The soldier decided to desert from the army in the desert.

When shot at, the dove dove into the bushes.

I did not object to being the object of her affection.

The insurance was invalid for the invalid.

They were too close to the door to close it.

The buck does funny things when the does are present.

The wind was too strong to wind the sail.

After a number of injections my jaw got number.

Upon seeing the tear in the painting I shed a tear.

I had to subject the subject to a series of tests.

English was invented by people, not computers, and it reflects the
creativity of the human race, which (of course) is not a race at all.
That's why when the stars are out they're visible, but when the lights
are out they're invisible.

P.S. Why doesn't "Buick" rhyme with "quick"?

Tuesday, May 20, 2008

Food for thought

Q: I’ve been wondering lately about what I call, for lack of a better term, “food words.” Why is someone’s behavior "cheesy?' Or jokes "corny?" Or language "salty"?

A: The adjective "cheesy" has been used in a pejorative way (for something that’s shoddy, tasteless, cheap, and so forth) since the mid-19th century, according to the Random House Historical Dictionary of American Slang.

The dictionary's first citation, from 1863, describes a shoddy orchestra "consisting of the fiddle – a very cheezy flageolet, played by a gentleman with one eye – a big drum, and a triangle."

Oddly, the word has been used in the opposite sense as well (though not much lately). The Oxford English Dictionary has an 1858 citation for "cheesy" meaning showy or stylish. This comes from a sense of the noun “cheese” meaning first rate, as in our modern expression “big cheese.”

We have several other “cheese” words, and their meanings are all over the place. For instance, “cheesed" and "cheesed off" have been used as adjectives for angry since the 1940s.

But today "cheesy" is a negative. This is unfair to cheese, if you ask me. It's one of my favorite foods!

On to "salty." Since the 1840s, we've called experienced sailors "salts" or "old salts," according to the OED. This, as you may have guessed, is a probable reference to the salt water of the sea.

Earthy or racy language has been called "salty" since the 1860s. But I haven't been able to find out whether "salty" language was called that simply because it was spicy and tart or because it was like sailor talk. The references I've been able to check don't say.

The adjective "corny" has a shorter history. It's been a term of derision only since the 1930s, when something that was "corny" or "cornfed" or "on the cob" was rustic, countrified, old-fashioned, or behind the times – and hence trite or hackneyed.

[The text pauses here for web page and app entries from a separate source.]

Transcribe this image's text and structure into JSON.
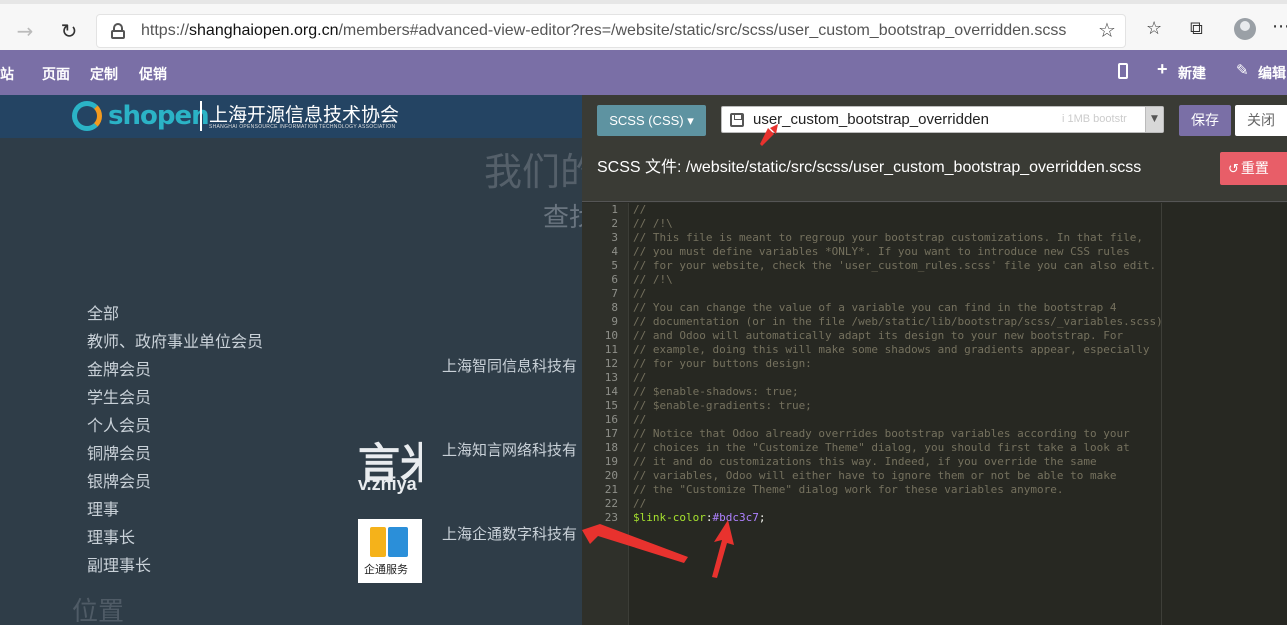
{
  "browser": {
    "url_prefix": "https://",
    "url_host": "shanghaiopen.org.cn",
    "url_path": "/members#advanced-view-editor?res=/website/static/src/scss/user_custom_bootstrap_overridden.scss",
    "icons": [
      "back-arrow-icon",
      "reload-icon",
      "lock-icon",
      "star-icon",
      "favorites-icon",
      "collections-icon",
      "avatar",
      "more-icon"
    ]
  },
  "topnav": {
    "items": [
      "站",
      "页面",
      "定制",
      "促销"
    ],
    "new_label": "新建",
    "edit_label": "编辑"
  },
  "site": {
    "logo_word": "shopen",
    "logo_cn": "上海开源信息技术协会",
    "logo_en": "SHANGHAI OPENSOURCE INFORMATION TECHNOLOGY ASSOCIATION",
    "big_title": "我们的",
    "sub_title": "查找",
    "categories": [
      "全部",
      "教师、政府事业单位会员",
      "金牌会员",
      "学生会员",
      "个人会员",
      "铜牌会员",
      "银牌会员",
      "理事",
      "理事长",
      "副理事长"
    ],
    "companies": [
      "上海智同信息科技有",
      "上海知言网络科技有",
      "上海企通数字科技有"
    ],
    "zhiyan_big": "言米",
    "zhiyan_small": "v.zhiya",
    "qitong_text": "企通服务",
    "position_title": "位置"
  },
  "editor": {
    "mode_label": "SCSS (CSS)",
    "file_name": "user_custom_bootstrap_overridden",
    "ghost_text": "i  1MB  bootstr",
    "save_label": "保存",
    "close_label": "关闭",
    "file_path": "SCSS 文件: /website/static/src/scss/user_custom_bootstrap_overridden.scss",
    "reset_label": "重置",
    "lines": [
      "//",
      "// /!\\",
      "// This file is meant to regroup your bootstrap customizations. In that file,",
      "// you must define variables *ONLY*. If you want to introduce new CSS rules",
      "// for your website, check the 'user_custom_rules.scss' file you can also edit.",
      "// /!\\",
      "//",
      "// You can change the value of a variable you can find in the bootstrap 4",
      "// documentation (or in the file /web/static/lib/bootstrap/scss/_variables.scss)",
      "// and Odoo will automatically adapt its design to your new bootstrap. For",
      "// example, doing this will make some shadows and gradients appear, especially",
      "// for your buttons design:",
      "//",
      "// $enable-shadows: true;",
      "// $enable-gradients: true;",
      "//",
      "// Notice that Odoo already overrides bootstrap variables according to your",
      "// choices in the \"Customize Theme\" dialog, you should first take a look at",
      "// it and do customizations this way. Indeed, if you override the same",
      "// variables, Odoo will either have to ignore them or not be able to make",
      "// the \"Customize Theme\" dialog work for these variables anymore.",
      "//"
    ],
    "last_line": {
      "variable": "$link-color",
      "colon": ":",
      "value": "#bdc3c7",
      "semicolon": ";"
    }
  },
  "colors": {
    "odoo_purple": "#7a6fa6",
    "reset_red": "#e85e68",
    "mode_teal": "#5e93a1",
    "annotation_red": "#e8322e"
  }
}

It first was used by jazz musicians, who called a style of playing "corny" if it was outmoded or worn out. Here's the OED's first citation, from 1932: "The ‘bounce’ of the brass section ... has degenerated into a definitely ‘corny’ and staccato style of playing." (Imagine a rube fresh from the cornfields trying to make a splash in the big city and you'll get the idea.)

There's a larger question behind all this: Why do we use so many food words metaphorically? Well, why not? After all, we say that a person who's elegant and discerning has "good taste."